Dr. Tangela Blakely Reavis Awarded the Spencer Foundation Grant

Dr. Tangela Blakely Reavis receives a grant for her project, “COVID-19 and Black Students’ College Choice: The Role of Race, Class, and School Context during a Global Pandemic.” 

Dr. Tangela Blakely Reavis has been awarded a $50,000 Spencer Foundation Grant for a new research project which looks at the intersections of Black students’ race, family, and school contexts when it comes to their college-going trajectories and how they have been affected by the COVID-19 pandemic. The goal of the Spencer Foundation is to “support rigorous, intellectually ambitious, and technically sound research that is relevant to the most pressing questions and compelling opportunities in education.”

There is growing research showing the pandemic has disproportionately harmed people of color.

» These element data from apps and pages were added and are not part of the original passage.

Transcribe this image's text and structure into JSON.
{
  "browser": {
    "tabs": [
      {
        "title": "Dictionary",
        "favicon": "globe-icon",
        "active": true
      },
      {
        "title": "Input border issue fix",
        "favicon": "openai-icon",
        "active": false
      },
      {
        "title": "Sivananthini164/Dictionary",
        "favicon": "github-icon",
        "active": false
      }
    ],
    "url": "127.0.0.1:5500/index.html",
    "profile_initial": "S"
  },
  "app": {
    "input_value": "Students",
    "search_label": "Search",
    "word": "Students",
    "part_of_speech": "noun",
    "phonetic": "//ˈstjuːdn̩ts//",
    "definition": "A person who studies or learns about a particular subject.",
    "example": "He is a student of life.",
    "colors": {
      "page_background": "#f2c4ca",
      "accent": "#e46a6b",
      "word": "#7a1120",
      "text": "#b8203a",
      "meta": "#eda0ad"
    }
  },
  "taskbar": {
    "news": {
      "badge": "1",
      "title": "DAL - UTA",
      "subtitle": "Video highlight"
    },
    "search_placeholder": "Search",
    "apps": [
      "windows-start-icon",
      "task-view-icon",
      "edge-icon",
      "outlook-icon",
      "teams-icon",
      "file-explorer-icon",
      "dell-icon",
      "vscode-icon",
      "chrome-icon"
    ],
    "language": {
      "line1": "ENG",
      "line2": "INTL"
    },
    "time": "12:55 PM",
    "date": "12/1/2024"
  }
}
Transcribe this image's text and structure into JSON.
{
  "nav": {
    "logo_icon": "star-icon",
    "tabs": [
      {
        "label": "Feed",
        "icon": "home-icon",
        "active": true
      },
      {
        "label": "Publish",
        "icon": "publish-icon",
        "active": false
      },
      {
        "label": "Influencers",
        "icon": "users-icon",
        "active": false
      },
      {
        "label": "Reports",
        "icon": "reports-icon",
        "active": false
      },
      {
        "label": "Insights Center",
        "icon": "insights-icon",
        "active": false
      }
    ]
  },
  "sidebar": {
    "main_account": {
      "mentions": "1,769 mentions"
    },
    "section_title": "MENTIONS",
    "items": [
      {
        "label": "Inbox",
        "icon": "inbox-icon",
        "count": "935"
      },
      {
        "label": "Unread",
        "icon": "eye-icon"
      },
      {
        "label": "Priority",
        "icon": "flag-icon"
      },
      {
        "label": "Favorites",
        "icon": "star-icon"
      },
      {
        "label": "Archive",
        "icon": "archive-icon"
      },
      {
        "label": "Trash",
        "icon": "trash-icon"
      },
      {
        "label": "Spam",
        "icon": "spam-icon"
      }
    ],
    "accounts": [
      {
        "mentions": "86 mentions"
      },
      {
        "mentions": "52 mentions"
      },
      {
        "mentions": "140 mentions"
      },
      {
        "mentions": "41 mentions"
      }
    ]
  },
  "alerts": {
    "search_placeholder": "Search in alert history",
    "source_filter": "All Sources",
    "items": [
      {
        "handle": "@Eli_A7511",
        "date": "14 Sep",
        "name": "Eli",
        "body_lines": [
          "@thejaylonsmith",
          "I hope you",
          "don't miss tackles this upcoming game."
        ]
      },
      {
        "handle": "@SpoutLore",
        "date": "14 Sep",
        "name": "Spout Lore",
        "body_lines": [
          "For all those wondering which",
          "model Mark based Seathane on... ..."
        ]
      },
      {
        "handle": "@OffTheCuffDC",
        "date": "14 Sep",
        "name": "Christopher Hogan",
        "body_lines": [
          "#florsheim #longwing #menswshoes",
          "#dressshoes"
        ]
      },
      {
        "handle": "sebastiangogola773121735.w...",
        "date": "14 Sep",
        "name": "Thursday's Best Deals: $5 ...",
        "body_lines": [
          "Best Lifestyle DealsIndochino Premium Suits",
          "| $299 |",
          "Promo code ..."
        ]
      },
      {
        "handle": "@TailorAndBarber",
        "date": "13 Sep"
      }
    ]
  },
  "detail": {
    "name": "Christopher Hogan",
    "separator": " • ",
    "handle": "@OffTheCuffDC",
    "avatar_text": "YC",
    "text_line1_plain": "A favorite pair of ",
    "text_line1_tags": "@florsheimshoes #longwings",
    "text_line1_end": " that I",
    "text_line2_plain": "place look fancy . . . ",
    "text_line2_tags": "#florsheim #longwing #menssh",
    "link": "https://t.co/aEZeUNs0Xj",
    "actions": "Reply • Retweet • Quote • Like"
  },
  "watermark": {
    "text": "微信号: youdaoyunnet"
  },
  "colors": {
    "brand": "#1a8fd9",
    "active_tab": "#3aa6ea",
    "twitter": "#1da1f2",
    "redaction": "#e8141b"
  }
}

Between higher rates of infection and mortality and greater levels of economic and educational disruption, the pandemic has amplified existing racist structures that will have long-term implications for Black students and their pathways to college. Reavis says “Black students who seek higher education already face an array of systemic barriers linked to the historic and political context of their K-12 environments. This project unapologetically centers the perspectives and needs of college aspiring Black students and their families as they continue to navigate the evolving contexts that have resulted from the pandemic.” 

This three-year project, led by Dr. Tangela Blakely Reavis, assistant professor of educational leadership and Dr. Kelly E. Slay, assistant professor of higher education and public policy of Peabody College at Vanderbilt University, will be situated in several high schools located in a California metropolitan area. Drs. Reavis and Slay will collect data over a full academic year through in-depth interviews and examination of diary reflections from Black high school students. Researchers will also conduct interviews with students’ caregivers, school staff and administrators, and statewide higher education actors to further inform their understanding of the college-going landscape in California.  

Dr. Reavis adds, “while this project calls attention to the on-going barriers experienced by Black students in their pursuit of higher education, we also seek to highlight success stories as part of our inquiry to offer strategies to practitioners that may be instructive for supporting students’ college-going pathways post COVID-19.”

Dr. Reavis is the Program Director of the Preliminary Administrative Services Credential and Master of Arts in Educational Administration programs. Learn more about our Leadership Degree programs.